Everyone on the state side of this project should be dismissed or voted from office.
Among those who should go – if competency and integrity mean anything – would be Matt Moroney, the same longtime Walker operative that Whitewater’s 501(c)(6) business league trotted out as a guest speaker on the Foxconn project. Moroney’s presentation as dutifully reported (and ludicrously unquestioned) in the Daily Union shows that neither the organization that invited him nor the paper that reported on his invitation has even a thimbleful of economic or policymaking sense. See A Sham News Story on Foxconn and Foxconn as Alchemy: Magic Multipliers.
Flacking Foxconn won’t bring a greater Whitewater, but instead only a lesser Wisconsin.

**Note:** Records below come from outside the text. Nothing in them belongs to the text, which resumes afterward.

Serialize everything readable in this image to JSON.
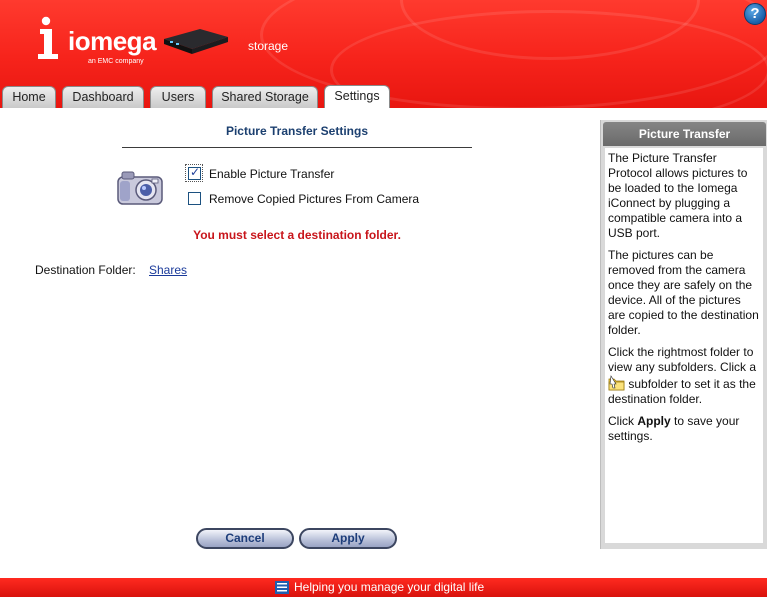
{
  "header": {
    "brand": "iomega",
    "brand_sub": "an EMC company",
    "device_name": "storage",
    "help_label": "?"
  },
  "tabs": [
    {
      "label": "Home",
      "active": false
    },
    {
      "label": "Dashboard",
      "active": false
    },
    {
      "label": "Users",
      "active": false
    },
    {
      "label": "Shared Storage",
      "active": false
    },
    {
      "label": "Settings",
      "active": true
    }
  ],
  "main": {
    "title": "Picture Transfer Settings",
    "options": [
      {
        "label": "Enable Picture Transfer",
        "checked": true
      },
      {
        "label": "Remove Copied Pictures From Camera",
        "checked": false
      }
    ],
    "error": "You must select a destination folder.",
    "destination_label": "Destination Folder:",
    "destination_link": "Shares",
    "cancel_label": "Cancel",
    "apply_label": "Apply"
  },
  "side": {
    "title": "Picture Transfer",
    "p1": "The Picture Transfer Protocol allows pictures to be loaded to the Iomega iConnect by plugging a compatible camera into a USB port.",
    "p2": "The pictures can be removed from the camera once they are safely on the device. All of the pictures are copied to the destination folder.",
    "p3_a": "Click the rightmost folder to view any subfolders. Click a",
    "p3_b": "subfolder to set it as the destination folder.",
    "p4_a": "Click",
    "p4_bold": "Apply",
    "p4_b": "to save your settings."
  },
  "footer": {
    "tagline": "Helping you manage your digital life"
  },
  "colors": {
    "brand_red": "#f6231b",
    "error_red": "#c8151b",
    "title_blue": "#1b3f6f",
    "link_blue": "#1a3a9a"
  }
}
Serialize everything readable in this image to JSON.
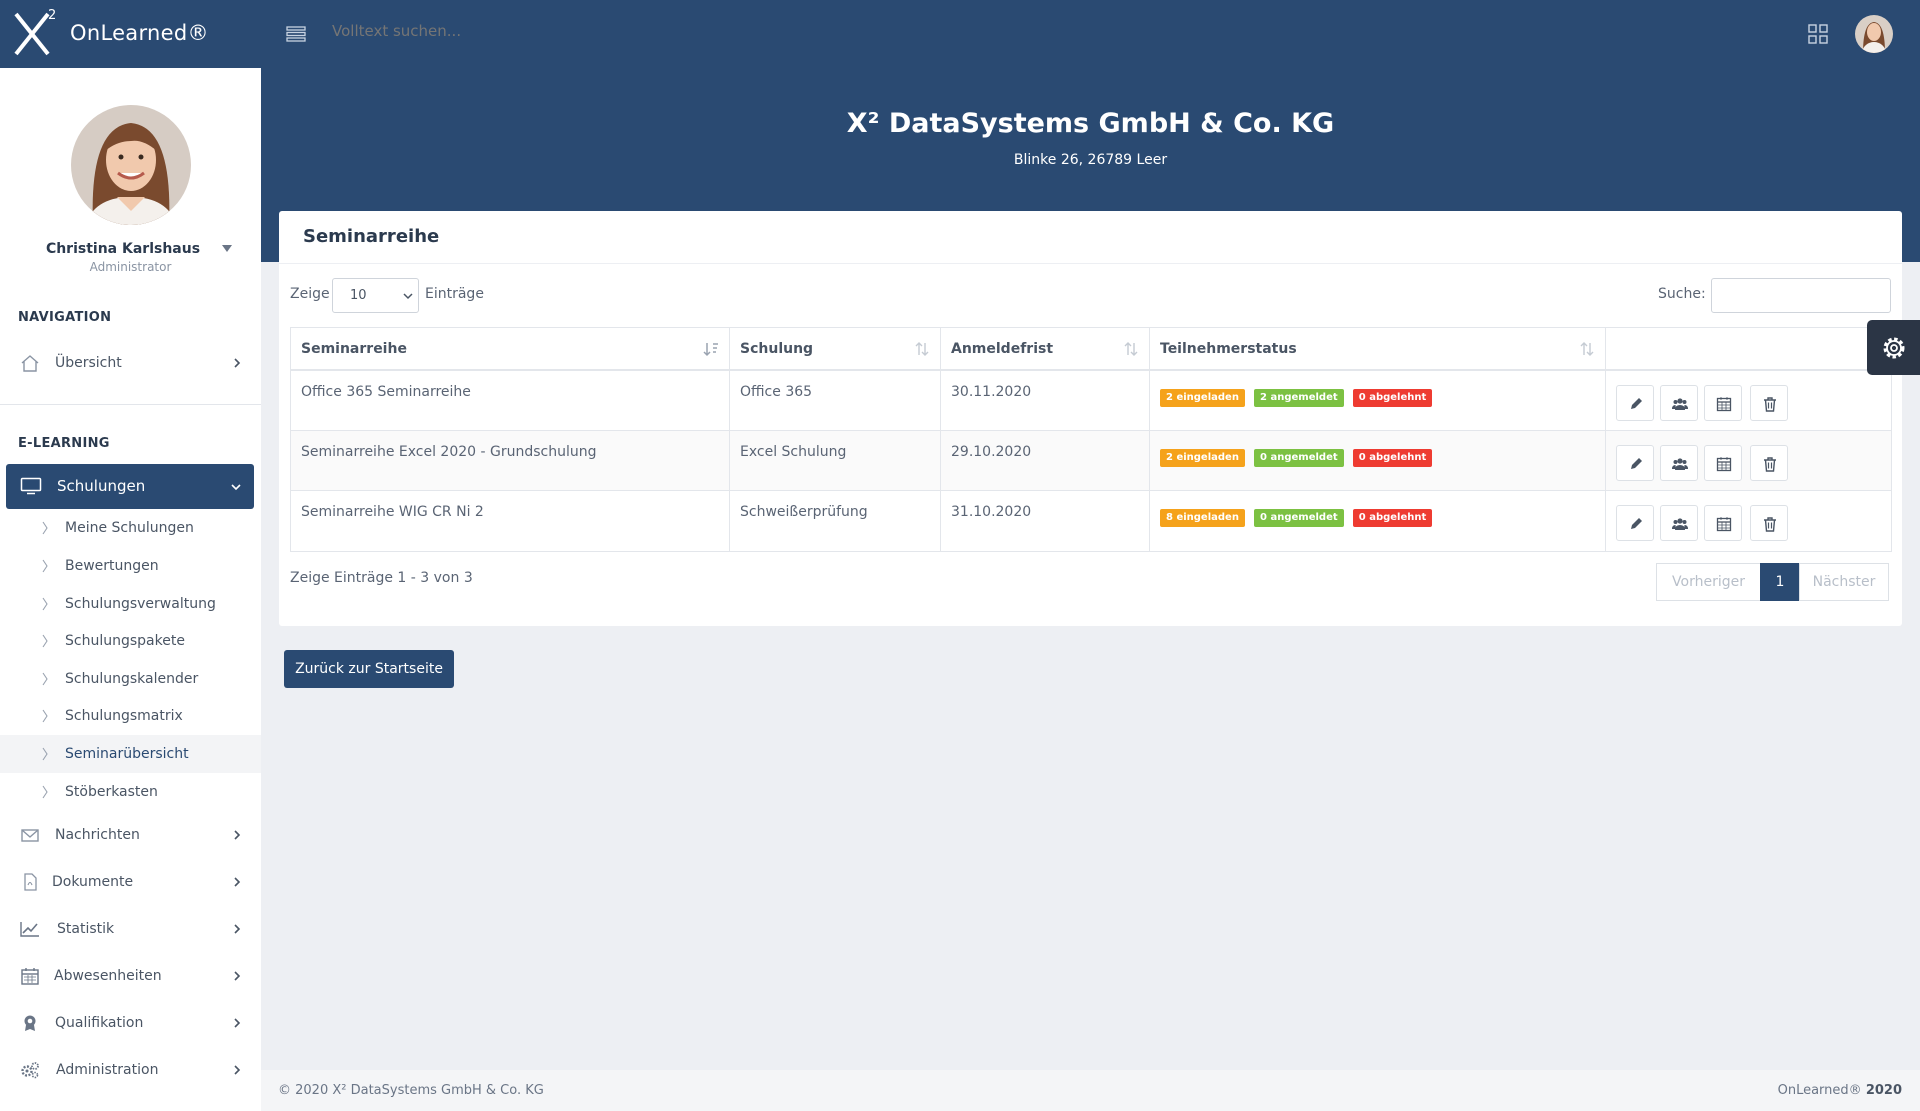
{
  "app": {
    "brand_superscript": "2",
    "brand_name": "OnLearned®",
    "search_placeholder": "Volltext suchen..."
  },
  "hero": {
    "company": "X² DataSystems GmbH & Co. KG",
    "address": "Blinke 26, 26789 Leer"
  },
  "profile": {
    "name": "Christina Karlshaus",
    "role": "Administrator"
  },
  "sidebar": {
    "nav_heading": "NAVIGATION",
    "overview": "Übersicht",
    "elearning_heading": "E-LEARNING",
    "active_item": "Schulungen",
    "sub_items": [
      "Meine Schulungen",
      "Bewertungen",
      "Schulungsverwaltung",
      "Schulungspakete",
      "Schulungskalender",
      "Schulungsmatrix",
      "Seminarübersicht",
      "Stöberkasten"
    ],
    "items": [
      {
        "label": "Nachrichten",
        "icon": "envelope-icon"
      },
      {
        "label": "Dokumente",
        "icon": "pdf-document-icon"
      },
      {
        "label": "Statistik",
        "icon": "line-chart-icon"
      },
      {
        "label": "Abwesenheiten",
        "icon": "calendar-icon"
      },
      {
        "label": "Qualifikation",
        "icon": "certificate-icon"
      },
      {
        "label": "Administration",
        "icon": "cogs-icon"
      }
    ]
  },
  "card": {
    "title": "Seminarreihe",
    "show_label": "Zeige",
    "entries_value": "10",
    "entries_label": "Einträge",
    "search_label": "Suche:",
    "search_value": "",
    "info": "Zeige Einträge 1 - 3 von 3",
    "prev": "Vorheriger",
    "page": "1",
    "next": "Nächster"
  },
  "table": {
    "headers": [
      "Seminarreihe",
      "Schulung",
      "Anmeldefrist",
      "Teilnehmerstatus",
      ""
    ],
    "rows": [
      {
        "seminarreihe": "Office 365 Seminarreihe",
        "schulung": "Office 365",
        "anmeldefrist": "30.11.2020",
        "eingeladen": "2 eingeladen",
        "angemeldet": "2 angemeldet",
        "abgelehnt": "0 abgelehnt"
      },
      {
        "seminarreihe": "Seminarreihe Excel 2020 - Grundschulung",
        "schulung": "Excel Schulung",
        "anmeldefrist": "29.10.2020",
        "eingeladen": "2 eingeladen",
        "angemeldet": "0 angemeldet",
        "abgelehnt": "0 abgelehnt"
      },
      {
        "seminarreihe": "Seminarreihe WIG CR Ni 2",
        "schulung": "Schweißerprüfung",
        "anmeldefrist": "31.10.2020",
        "eingeladen": "8 eingeladen",
        "angemeldet": "0 angemeldet",
        "abgelehnt": "0 abgelehnt"
      }
    ],
    "actions": [
      "pencil-icon",
      "users-icon",
      "calendar-icon",
      "trash-icon"
    ]
  },
  "back_button": "Zurück zur Startseite",
  "footer": {
    "left": "© 2020 X² DataSystems GmbH & Co. KG",
    "right_brand": "OnLearned®",
    "right_year": "2020"
  },
  "colors": {
    "primary": "#2a4a72",
    "orange": "#f5a21b",
    "green": "#7cc142",
    "red": "#ee3b31"
  }
}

Previously: 10 Key Articles About Foxconn, Foxconn as Alchemy: Magic Multipliers, Foxconn Destroys Single-Family Homes, Foxconn Devours Tens of Millions from State’s Road Repair Budget, The Man Behind the Foxconn Project, A Sham News Story on Foxconn, Another Pig at the Trough, Even Foxconn’s Projections Show a Vulnerable (Replaceable) Workforce, Foxconn in Wisconsin: Not So High Tech After All, Foxconn’s Ambition is Automation, While Appeasing the Politically Ambitious, and Foxconn’s Shabby Workplace Conditions.
So: the State agreed to pay for 10 lbs. of hamburger and Foxconn was to deliver 10 lbs of hamburger. (It is very debatable that the 10 lbs of hamburger from Foxconn is worth what the State agreed to pay for it- maybe we’re giving up money that is worth 15-20 lbs., or more, of hamburger). Now- the State is telling us that we will be receiving 6 lbs. of hamburger, instead of the agreed-to 10 lbs. The State must adjust its payment downward- significantly. The ROI on this project is very suspect to begin with (20% of workforce coming from Illinois, average workers’ wages, robotics-usage, waste water/ environmental issues, etc…)… and now?!? The latest is that a Foxconn executive is on record saying something to the effect, “WI residents should be more thankful for what we are going to do for them..” #boondoggle.
There it is in your analogy – the heart of the matter. If the costs were slight, then one might not be concerned.
Yet, the costs are anything but slight, and our state has truly pressing needs too long neglected.
That’s it: #boondoggle.
The glass excuse is an interesting issue. The glass panels for Gen 10.5 LCD’s are very large, about 11’x9.5′ and extra thin. It’s not like window glass at all. They don’t travel all that well. There is no way that Foxconn didn’t know where their glass was coming from, so it certainly seems like they threw an “Oh, by the way…We need you to give us 2/3 of the money we need to build a glass factory in Wisco-World” move at Walker. That WEDC didn’t ask the right questions seems entirely plausible, given WEDC’s legendary incompetence.
This Baby Ruth just floated to the top of Walker’s hot tub and he is now being very quiet about how did such a smart move with Foxconn.
You’ve been clear, and right, about the direction of this project (and its technical limitations) from the beginning. It’s like watching an auto accident unfold slowly before one’s eyes, where someone else has already explained the regrettable trajectories.